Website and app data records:

□ □ □ □

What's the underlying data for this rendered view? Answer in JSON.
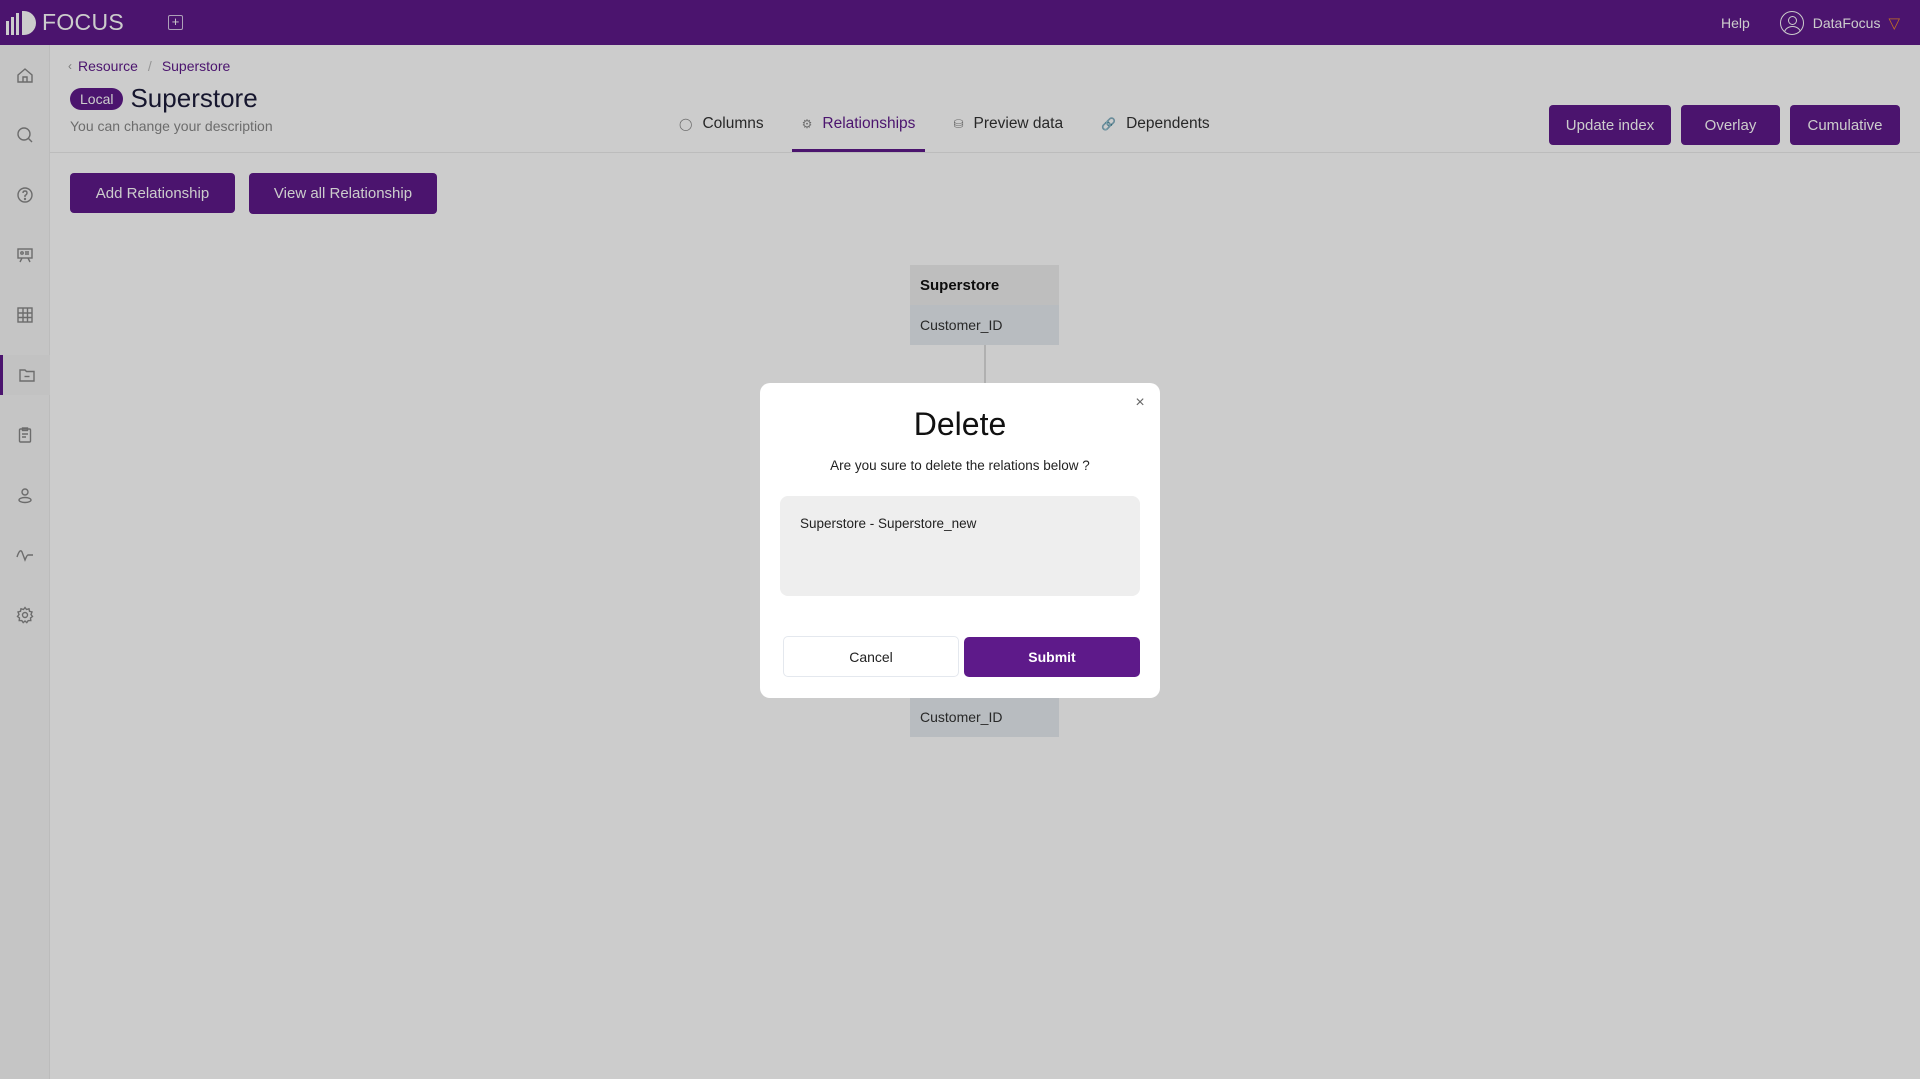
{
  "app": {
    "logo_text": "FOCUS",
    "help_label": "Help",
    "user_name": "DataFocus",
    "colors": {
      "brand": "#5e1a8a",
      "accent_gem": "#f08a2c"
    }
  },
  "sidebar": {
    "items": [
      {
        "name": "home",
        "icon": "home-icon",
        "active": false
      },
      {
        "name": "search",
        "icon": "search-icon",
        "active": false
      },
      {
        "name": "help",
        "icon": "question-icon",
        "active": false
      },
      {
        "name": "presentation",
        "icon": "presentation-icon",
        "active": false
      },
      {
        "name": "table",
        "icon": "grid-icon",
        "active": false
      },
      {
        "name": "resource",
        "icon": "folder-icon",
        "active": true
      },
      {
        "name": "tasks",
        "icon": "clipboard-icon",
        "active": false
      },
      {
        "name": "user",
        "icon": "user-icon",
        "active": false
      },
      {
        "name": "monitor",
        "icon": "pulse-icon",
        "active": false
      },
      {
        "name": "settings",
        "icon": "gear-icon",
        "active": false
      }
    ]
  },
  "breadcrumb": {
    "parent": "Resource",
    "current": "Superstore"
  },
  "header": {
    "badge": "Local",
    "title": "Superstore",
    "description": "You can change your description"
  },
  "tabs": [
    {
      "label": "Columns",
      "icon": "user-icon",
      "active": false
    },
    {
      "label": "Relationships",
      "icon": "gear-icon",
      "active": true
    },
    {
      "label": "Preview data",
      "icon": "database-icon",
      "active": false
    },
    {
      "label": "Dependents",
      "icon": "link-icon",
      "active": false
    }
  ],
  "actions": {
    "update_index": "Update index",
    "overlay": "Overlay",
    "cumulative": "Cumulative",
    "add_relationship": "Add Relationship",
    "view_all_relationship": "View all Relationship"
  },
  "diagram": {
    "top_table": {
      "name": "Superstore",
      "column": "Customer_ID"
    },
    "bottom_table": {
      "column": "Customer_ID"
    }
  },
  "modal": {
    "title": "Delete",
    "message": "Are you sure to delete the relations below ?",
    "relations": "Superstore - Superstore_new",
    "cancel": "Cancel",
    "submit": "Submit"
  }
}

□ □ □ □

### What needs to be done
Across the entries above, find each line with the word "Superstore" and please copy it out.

### Task output
    "current": "Superstore"
    "title": "Superstore",
      "name": "Superstore",
    "relations": "Superstore - Superstore_new",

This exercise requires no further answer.